This city was to become one of the most recognised Jewish places in the Polish and Lithuanian Commonwealth. Its importance grew in the middle of the XVI century when the Council of the Four Lands was established at the famous Szeroka (Wide) Street in the vicinity of the castle. Lublin was chosen as a place for many conventions and ultimately performed many crucial functions in the Council enclosing the post of the Speaker. Here, in 1567, according to king’s privilege, sages of the Lublin yeshiwa obtained the title of rector and rights equal those of other universities in Poland. This tremendous achievement caused a further developing of the cultural, educational, and social elements of Lublin’s Jewry. However, Jews also experienced periods of complete devastation of their culture, for instance, during the invasion of Ukrainian wild hordes – Cossacks. In the second half of the XVIII century, Lublin became a Hasidic centre and Podzamcze (bailey) – the Jewish district was in full swing, approximately 3,500 Jews lived there and in nearby places like Wieniawa.  After the period of partitions, it was estimated by census made in 1921 that the population in Lublin was 94,412 inhabitants, including 37,337 Jews (39,5%).

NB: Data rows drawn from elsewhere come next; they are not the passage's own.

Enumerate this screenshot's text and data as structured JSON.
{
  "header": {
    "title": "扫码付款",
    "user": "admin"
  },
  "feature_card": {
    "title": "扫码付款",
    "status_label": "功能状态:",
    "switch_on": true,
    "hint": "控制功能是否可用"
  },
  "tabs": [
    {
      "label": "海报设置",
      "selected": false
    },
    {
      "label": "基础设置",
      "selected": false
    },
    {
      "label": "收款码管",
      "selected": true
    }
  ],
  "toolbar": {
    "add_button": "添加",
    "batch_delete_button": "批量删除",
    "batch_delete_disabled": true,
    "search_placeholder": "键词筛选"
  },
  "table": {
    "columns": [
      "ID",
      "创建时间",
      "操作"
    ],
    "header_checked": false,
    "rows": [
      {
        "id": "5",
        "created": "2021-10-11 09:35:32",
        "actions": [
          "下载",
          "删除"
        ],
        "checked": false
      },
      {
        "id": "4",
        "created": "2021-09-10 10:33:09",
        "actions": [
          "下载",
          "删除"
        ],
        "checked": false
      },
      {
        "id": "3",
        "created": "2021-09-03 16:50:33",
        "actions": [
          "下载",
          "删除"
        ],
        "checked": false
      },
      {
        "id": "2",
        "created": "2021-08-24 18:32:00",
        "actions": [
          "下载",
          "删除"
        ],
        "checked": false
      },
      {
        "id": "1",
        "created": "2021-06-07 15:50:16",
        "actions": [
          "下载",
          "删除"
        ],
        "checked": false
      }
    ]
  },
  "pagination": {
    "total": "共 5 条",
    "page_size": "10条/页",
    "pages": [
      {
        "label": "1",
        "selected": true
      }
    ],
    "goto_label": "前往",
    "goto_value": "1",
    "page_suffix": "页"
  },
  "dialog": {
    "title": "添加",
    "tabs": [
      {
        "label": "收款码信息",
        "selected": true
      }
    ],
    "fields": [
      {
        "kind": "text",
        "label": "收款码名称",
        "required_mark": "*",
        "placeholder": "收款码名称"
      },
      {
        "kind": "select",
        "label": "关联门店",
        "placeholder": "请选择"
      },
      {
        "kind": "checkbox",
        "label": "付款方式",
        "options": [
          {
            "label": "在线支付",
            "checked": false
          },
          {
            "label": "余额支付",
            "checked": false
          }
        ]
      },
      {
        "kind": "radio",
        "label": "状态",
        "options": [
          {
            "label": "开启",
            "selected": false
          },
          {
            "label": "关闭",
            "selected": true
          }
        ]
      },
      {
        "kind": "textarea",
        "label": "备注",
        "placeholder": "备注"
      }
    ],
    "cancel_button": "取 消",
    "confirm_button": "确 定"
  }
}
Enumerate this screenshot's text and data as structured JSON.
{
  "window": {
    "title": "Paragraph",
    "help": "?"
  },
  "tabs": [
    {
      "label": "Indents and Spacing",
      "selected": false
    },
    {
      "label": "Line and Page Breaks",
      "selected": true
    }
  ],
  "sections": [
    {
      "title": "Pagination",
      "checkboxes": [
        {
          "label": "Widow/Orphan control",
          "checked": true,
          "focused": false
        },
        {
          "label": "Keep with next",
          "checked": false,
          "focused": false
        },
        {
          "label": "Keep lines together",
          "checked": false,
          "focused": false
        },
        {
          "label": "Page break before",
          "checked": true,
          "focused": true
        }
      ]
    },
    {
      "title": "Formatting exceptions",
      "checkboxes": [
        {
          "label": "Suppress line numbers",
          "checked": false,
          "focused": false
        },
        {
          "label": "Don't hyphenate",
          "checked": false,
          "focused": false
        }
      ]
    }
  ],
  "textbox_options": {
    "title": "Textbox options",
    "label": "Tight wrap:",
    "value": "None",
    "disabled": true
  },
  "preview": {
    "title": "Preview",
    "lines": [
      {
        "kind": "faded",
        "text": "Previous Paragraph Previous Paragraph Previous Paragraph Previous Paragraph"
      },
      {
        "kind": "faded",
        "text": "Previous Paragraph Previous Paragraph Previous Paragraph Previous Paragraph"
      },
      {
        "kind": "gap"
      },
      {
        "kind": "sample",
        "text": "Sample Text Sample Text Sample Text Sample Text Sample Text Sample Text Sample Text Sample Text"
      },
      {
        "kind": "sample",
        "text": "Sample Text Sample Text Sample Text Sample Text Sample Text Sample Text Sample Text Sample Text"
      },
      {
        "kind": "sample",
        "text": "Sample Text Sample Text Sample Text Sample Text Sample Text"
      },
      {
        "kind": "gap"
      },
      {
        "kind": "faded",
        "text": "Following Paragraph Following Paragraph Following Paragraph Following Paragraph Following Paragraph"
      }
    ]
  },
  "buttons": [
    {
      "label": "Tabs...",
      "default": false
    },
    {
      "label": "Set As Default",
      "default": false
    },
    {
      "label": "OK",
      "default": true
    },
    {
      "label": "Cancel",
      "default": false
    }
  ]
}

Duration – 11 hours

Language: English

Distance from Warsaw: 169 km

Additional materials: maps, images, photos of old places, statistics, books, tabels with the structure of Jewish institutions between 1939-1943, a list of insurgents from the Uprising of 1943.

I deliver highly professional and specialized guide.

I deal with individual customers as well as organized groups. I work for: traveling organizations, foundations, universities, corporations, embassies, business customers, private customers.

Each customer is served individually and the program is customized to particular needs.

I take you on trips in luxurious cars, mini vans, buses.


Up to 5 persons – 275 $

6 – 8 person – 305 $

More than 8 persons – price is negotiated individually.


The Second World War brought total destruction and almost the entirety of materials connected with the previous centuries, the long presence of Jews, were destroyed. However, using photos and visualizations on which the street layout of Jewish districts is visible gives us a chance to imagine this impressive local world, full of crumbling houses inhabited by the poorest people, as well as the main cobblestone street – Szeroka, with numbers of significant and distinctive roomers or marketplaces where handcrafters traded, while nearby stood the synagogue of Maharszala, of which they were deeply proud.

Nevertheless, some traces of this past are preserved from the war and narrate – even if so insensibly – this history of vital Jewish life. We stroll among the Old City, where we see Grodzka Gate, a Jewish orphanage, Kraków Gate, and other tenements. The old and the new Jewish cemetery, Yeshivat Chachmei Lublin (The Yeshiva – a real landmark of the city, now a luxury 4-star hotel), a former Jewish hospital, prayer house, synagogue, all reveal the real heritage. During the war in this city, Odilo Globocnik – the man responsible for mass destruction of Polish Jews under the Reinhard Operation – set up his quarters. We can find here the places where they installed offices to perpetrate the final solution and where they accumulated looted Jewish belongings. Still, it’s so difficult to touch the heart of the Jewish district –  also the place where the ghetto existed – they blew it off the face of the city.


Majdanek extermination camp, established on the outskirts of the city, became a truly unimaginable place of human suffering and systematic killing, a place of atrocities and slave labour, pursued by Hitler’s henchmen from October 1941 until July 1944. The total number of victims amounted to approx. 80,000 people, of which approx. 60,000 were Jews. The most notorious executions occurred on November 3, 1943, when 18,400 Jews were killed on a single day in a frame of operations coded Harvest Festival.

The Camp survived the war almost intact, however, some barracks and buildings were dismantled, some others rebuilt. Nowadays, crossing the five fields – zones surrounded by double barbed wire fences once connected to a high voltage electricity grid, and protected by wooden sentry towers, we can see barracks built from timber, and the place bears witness to a horrific reality.

All the process of destruction of human beings, those who were unloaded 2 kilometres away at the rail ramp, looking at the huge camp area, is possible to reconstruct.


The main gate – now commemorated with a memorial, served as the entrance to hell, and people saw it. Hundreds of plates with skull and crossbones on, spread around the area, informed newcomers about the grim nature of this place, and as survivors testified, they were shuffling around among the mud or slop, if they came in autumn, thinking that there was no exit from there.

Selection in a field cynically named – rose field, bathing, delousing, disinfection, allocations for labour work or – if not – the last moment in their life, when they, especially those underage, infirm, Jews, turned behind the bath in the direction of the chambers. Several dozen barracks remind us of the structure of the camps and expositions fitted inside depict step by step what happened. Also, the large crematorium installed at the top of the camp with its furnaces, show us the process.

An impressive monument sends only one message for new generations – it’s a warning for you.